- _How to complete this task_:
Every record must come back exactly as given.

(Page and application data records)
######

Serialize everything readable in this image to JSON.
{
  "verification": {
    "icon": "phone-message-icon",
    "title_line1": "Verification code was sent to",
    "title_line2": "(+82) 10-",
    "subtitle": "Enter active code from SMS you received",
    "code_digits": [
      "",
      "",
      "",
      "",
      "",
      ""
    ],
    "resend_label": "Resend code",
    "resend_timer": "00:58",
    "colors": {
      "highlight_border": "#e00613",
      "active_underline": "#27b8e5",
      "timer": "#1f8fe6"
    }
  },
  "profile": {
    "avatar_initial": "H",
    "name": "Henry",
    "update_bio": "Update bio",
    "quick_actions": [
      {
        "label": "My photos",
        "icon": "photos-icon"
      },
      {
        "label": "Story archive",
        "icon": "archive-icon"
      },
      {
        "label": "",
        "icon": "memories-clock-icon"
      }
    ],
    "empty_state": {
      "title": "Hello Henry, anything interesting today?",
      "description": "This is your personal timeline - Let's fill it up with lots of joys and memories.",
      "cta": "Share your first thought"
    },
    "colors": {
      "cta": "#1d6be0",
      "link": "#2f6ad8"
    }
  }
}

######

- _Output for this exercise_:
Serialize everything readable in this image to JSON.
{
  "verification": {
    "icon": "phone-message-icon",
    "title_line1": "Verification code was sent to",
    "title_line2": "(+82) 10-",
    "subtitle": "Enter active code from SMS you received",
    "code_digits": [
      "",
      "",
      "",
      "",
      "",
      ""
    ],
    "resend_label": "Resend code",
    "resend_timer": "00:58",
    "colors": {
      "highlight_border": "#e00613",
      "active_underline": "#27b8e5",
      "timer": "#1f8fe6"
    }
  },
  "profile": {
    "avatar_initial": "H",
    "name": "Henry",
    "update_bio": "Update bio",
    "quick_actions": [
      {
        "label": "My photos",
        "icon": "photos-icon"
      },
      {
        "label": "Story archive",
        "icon": "archive-icon"
      },
      {
        "label": "",
        "icon": "memories-clock-icon"
      }
    ],
    "empty_state": {
      "title": "Hello Henry, anything interesting today?",
      "description": "This is your personal timeline - Let's fill it up with lots of joys and memories.",
      "cta": "Share your first thought"
    },
    "colors": {
      "cta": "#1d6be0",
      "link": "#2f6ad8"
    }
  }
}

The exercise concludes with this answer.